If one were to try to sum up the vast behaviors it would fit into these few characteristics:

  • Excessive caretaking (with the result being: I take such good care of you, why don’t you anticipate my needs and take care of me sometimes.) BECAUSE: You have trained them to believe you do not need anything
  • Low self-esteem (with the end result being: I only feel good about me when I help others, and if something goes wrong it must be my fault.) BECAUSE: You have accepted you will never be enough and need to feel like a victim, besides I can blame others and that makes me feel better about myself.
  • Denial (codependents ignore, minimize, or rationalize problems in the relationship, believing “things will get better when…” They stay busy to avoid thinking about their feelings; beside it’s really not that bad.”) BECAUSE: If you accept your feelings, you will have to find healthy ways to cope.
  • Fear of anger (codependents are afraid of both own and their loved one’s anger.) BECAUSE: If you accept your feelings you might have the make changes in the relationship.

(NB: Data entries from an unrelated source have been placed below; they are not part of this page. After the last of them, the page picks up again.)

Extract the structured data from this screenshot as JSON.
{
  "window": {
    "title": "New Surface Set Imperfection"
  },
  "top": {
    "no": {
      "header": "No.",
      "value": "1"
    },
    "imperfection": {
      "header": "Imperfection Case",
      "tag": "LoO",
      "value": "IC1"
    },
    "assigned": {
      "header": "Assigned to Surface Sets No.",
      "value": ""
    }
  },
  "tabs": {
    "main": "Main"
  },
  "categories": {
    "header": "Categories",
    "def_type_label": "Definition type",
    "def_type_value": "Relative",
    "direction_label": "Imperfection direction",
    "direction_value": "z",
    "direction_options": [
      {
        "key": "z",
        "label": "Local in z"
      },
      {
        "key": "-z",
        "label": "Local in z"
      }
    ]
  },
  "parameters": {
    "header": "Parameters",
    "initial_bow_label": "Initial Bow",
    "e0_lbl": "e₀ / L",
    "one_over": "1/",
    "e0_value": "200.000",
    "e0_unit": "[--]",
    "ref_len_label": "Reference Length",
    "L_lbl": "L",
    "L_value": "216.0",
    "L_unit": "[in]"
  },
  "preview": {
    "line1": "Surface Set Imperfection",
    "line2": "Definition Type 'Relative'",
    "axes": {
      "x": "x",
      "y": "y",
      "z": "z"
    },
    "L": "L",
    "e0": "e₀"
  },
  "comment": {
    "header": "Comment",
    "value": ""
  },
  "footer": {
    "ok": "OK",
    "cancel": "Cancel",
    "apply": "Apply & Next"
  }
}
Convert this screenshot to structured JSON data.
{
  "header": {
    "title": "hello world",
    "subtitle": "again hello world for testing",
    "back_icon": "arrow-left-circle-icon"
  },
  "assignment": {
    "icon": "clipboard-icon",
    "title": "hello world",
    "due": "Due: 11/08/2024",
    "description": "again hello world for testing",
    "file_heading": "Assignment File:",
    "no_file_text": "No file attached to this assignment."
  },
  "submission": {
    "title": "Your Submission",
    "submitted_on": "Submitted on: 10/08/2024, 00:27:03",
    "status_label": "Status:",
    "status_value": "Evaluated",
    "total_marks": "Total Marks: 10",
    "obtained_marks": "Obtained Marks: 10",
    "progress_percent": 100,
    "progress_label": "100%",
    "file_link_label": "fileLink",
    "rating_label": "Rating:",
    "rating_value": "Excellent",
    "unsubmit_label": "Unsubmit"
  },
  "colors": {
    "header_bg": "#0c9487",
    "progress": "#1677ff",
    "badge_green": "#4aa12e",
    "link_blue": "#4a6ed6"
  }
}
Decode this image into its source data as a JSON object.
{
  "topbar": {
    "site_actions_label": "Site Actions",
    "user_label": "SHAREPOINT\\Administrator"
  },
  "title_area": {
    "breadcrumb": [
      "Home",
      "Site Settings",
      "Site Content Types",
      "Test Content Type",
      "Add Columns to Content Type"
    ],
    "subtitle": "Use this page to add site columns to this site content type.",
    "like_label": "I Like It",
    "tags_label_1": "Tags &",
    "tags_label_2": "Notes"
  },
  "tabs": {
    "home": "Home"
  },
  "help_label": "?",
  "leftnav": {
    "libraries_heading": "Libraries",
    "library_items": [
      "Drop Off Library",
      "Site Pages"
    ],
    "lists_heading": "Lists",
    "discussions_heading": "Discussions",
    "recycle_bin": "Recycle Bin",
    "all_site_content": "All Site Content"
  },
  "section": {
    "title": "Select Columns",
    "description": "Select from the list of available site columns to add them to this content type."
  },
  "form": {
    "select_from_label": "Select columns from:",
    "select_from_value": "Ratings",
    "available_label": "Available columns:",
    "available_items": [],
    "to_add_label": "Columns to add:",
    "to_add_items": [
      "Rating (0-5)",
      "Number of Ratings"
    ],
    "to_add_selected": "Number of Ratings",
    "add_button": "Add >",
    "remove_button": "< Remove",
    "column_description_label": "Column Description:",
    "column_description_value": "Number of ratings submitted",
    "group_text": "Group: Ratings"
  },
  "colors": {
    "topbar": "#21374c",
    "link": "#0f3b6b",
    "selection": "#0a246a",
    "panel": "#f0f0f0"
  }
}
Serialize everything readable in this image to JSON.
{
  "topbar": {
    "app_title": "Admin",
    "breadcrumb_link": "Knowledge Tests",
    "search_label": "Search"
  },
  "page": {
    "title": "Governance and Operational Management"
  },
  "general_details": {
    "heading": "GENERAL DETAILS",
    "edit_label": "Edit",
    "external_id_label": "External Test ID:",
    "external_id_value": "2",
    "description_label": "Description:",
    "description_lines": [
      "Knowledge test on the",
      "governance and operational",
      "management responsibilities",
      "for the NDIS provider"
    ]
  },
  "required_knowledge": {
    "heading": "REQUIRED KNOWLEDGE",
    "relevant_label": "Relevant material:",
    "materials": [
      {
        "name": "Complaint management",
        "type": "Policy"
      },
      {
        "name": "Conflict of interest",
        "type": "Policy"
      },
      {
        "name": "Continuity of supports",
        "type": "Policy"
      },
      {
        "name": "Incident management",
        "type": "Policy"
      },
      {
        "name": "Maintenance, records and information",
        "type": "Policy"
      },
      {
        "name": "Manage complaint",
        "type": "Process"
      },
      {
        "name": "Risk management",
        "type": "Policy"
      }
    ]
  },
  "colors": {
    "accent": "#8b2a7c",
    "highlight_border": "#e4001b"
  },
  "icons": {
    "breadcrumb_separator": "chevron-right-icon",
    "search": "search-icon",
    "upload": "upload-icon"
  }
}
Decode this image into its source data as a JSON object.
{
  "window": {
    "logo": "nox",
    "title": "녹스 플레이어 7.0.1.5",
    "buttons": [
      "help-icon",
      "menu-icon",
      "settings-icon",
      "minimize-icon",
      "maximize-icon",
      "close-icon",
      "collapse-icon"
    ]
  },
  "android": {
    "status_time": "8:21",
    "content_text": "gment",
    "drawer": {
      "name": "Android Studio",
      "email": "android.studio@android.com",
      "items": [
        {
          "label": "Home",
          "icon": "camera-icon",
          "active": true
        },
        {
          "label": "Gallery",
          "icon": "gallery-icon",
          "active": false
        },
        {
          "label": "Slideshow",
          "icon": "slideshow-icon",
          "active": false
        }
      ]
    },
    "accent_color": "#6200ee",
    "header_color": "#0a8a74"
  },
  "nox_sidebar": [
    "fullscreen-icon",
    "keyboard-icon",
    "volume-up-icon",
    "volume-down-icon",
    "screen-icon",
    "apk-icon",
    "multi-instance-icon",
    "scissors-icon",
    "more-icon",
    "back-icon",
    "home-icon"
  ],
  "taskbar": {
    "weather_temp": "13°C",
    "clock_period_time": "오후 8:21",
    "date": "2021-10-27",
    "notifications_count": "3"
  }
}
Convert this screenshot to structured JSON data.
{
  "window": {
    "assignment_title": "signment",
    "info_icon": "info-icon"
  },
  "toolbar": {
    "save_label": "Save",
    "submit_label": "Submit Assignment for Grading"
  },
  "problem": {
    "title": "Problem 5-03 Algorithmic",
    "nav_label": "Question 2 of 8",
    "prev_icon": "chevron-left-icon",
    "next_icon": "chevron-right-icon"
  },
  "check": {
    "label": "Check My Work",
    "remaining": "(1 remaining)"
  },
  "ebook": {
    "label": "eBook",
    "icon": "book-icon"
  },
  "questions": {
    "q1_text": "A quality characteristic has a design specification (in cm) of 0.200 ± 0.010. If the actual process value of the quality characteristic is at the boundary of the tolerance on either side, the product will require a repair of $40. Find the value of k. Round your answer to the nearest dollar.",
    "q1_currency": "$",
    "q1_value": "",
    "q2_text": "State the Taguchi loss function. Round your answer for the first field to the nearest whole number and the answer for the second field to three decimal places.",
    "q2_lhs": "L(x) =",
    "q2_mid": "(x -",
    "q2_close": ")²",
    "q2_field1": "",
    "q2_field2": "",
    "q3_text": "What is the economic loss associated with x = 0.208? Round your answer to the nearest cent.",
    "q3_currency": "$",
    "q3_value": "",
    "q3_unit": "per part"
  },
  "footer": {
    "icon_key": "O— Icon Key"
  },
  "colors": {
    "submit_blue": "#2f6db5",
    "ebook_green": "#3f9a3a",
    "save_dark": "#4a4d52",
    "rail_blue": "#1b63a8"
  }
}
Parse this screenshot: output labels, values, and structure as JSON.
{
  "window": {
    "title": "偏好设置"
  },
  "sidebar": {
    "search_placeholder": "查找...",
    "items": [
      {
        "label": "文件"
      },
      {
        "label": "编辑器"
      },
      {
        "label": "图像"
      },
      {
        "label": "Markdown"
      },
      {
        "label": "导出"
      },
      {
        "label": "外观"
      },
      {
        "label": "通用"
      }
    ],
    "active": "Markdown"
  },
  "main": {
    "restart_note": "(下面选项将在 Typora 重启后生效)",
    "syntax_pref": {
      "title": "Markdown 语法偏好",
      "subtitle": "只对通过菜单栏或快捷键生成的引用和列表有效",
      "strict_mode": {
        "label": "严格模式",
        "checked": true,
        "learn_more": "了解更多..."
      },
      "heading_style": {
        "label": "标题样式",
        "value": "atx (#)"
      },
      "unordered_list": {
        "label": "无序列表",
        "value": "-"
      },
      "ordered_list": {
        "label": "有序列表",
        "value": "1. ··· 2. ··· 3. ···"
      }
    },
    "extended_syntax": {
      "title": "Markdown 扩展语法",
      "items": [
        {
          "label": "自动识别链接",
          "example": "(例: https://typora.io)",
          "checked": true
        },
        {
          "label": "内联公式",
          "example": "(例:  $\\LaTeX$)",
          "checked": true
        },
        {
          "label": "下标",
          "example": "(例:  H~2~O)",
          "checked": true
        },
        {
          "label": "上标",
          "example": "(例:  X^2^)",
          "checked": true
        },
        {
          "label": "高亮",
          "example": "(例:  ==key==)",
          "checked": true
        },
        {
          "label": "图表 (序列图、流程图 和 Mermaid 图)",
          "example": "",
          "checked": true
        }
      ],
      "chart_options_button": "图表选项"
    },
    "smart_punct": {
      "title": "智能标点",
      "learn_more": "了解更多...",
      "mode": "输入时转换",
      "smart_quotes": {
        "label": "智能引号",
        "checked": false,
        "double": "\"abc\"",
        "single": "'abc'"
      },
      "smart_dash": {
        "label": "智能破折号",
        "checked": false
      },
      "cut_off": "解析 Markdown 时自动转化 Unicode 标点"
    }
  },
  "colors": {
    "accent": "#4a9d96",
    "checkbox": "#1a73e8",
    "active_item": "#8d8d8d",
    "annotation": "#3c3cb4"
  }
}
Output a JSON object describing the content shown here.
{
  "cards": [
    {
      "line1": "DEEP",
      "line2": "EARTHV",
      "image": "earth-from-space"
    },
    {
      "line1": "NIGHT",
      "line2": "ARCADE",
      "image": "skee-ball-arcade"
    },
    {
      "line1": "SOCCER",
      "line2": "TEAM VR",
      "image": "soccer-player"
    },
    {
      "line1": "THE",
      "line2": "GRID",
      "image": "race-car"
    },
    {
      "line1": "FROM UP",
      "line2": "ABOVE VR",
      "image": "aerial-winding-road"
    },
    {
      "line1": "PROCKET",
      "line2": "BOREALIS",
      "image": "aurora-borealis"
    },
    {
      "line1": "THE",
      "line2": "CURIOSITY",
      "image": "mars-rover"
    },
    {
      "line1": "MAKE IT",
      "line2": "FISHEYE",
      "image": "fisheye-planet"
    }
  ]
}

  • Health Problems (The stress of codependency can lead to headaches, ulcers, asthma, high blood pressure, and many other medical, physical, and emotional issues. BECAUSE: The body is trying to send a message. A quote I heard many years ago” If one does not grieve their losses the organs will.” Often trying to deal with the family of origin mandates: Don’t Talk, Don’t Feel, and Don’t Trust
  • Addictive Behaviors (Codependents may themselves develop addictions in an attempt to deal with their pain and frustration) BECAUSE: Addictions numb the psychic, emotionally, physically, and spiritually.
  • If you identify with these behaviors, you can experience a new freedom from your self-defeating lifestyle. The good news is that you are changeable, valuable, loveable, and forgivable. There are many healthy steps of change, the first being able and willing to ask for help. We are all better together–especially in a journey of healing. ______________________

Bonnie Harken, NCLC, is CEO and Founder of Crossroads Programs for Women which offers intensive outpatient programs, online psychoeducational programming, life style and recovery coaching, and individual therapy for women. She serves as the Executive Director of The International Association of Eating Disorders Professionals Foundation Inc. (iaedp), an 800 member professional organization that trains and certifies professionals to treat eating disorders. She has been in the mental health field since 1987.   www.crossroadsprogramsforwomen.com 800-348-0937